That’s why, rather than hunting for company needles in market haystacks, and even trying to beat the returns of investment professionals by using stock market software systems, more investors are buying managed funds that track the returns of a total market.
They’re doing this by using index-tracking exchange traded funds (ETFs) and managed funds to capture the return of indexes.
Indexes are essentially the benchmarks against which all investment returns are ultimately measured.
For example, while an Australian company’s share price or a superannuation fund’s return may have risen by 20 per cent over the last year, it will have underperformed the 31 per cent gain by the broader Australian market measured by the S&P/ASX 300 Index.
Rather than trying to guess which investments will outperform in the future, index fund managers replicate a particular market or sector.
This means they invest in all or most of the securities in an index that corresponds with the investment purpose of the fund.
There are multiple benefits in using index funds, most notably diversification, because they invest in all or a representative basket of the securities that are included in an index.
This reduces your risk by leaving your portfolio less exposed to the ups and downs of single investments or a smaller number of investment holdings.

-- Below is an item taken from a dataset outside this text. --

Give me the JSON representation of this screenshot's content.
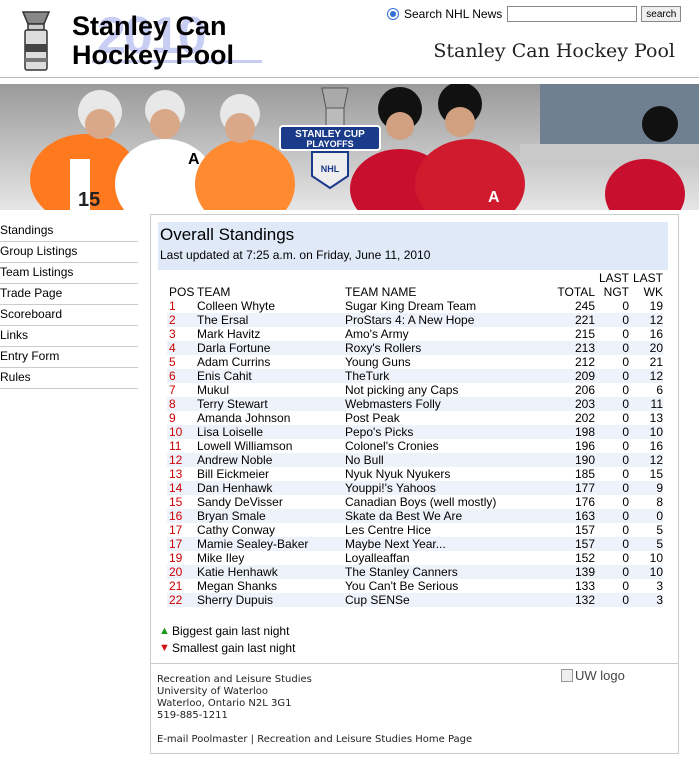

By investing in a range of index funds, you can diversify your portfolio across different industries and securities, both in Australia and overseas.
With a broad range of assets in your portfolio, returns from better performing assets can help compensate those not performing so well.
Another key benefit of index funds is cost. Index funds use a buy-and-hold approach, which means their fund managers generally trade securities less frequently than managers who try and outperform the market.
Trading less frequently reduces brokerage, commissions, and other trading expenses.
Also, by tracking the performance of an index, index funds essentially rely on a repeatable investment process allowing for cost efficiencies. Therefore, they don’t have to hire highly paid research teams to analyse and choose securities.
Indexing’s buy-and-hold approach is a low-cost way to tap into the long-term returns generated by investment markets.
As demonstrated by the strong investment markets rebounds from last year’s COVID lows, investors using index funds to gain broad exposure to the Australian share market and international markets have been well rewarded to date.
An iteration of this article was first published in Vanguard’s Smart Investing
Written by Tony Kaye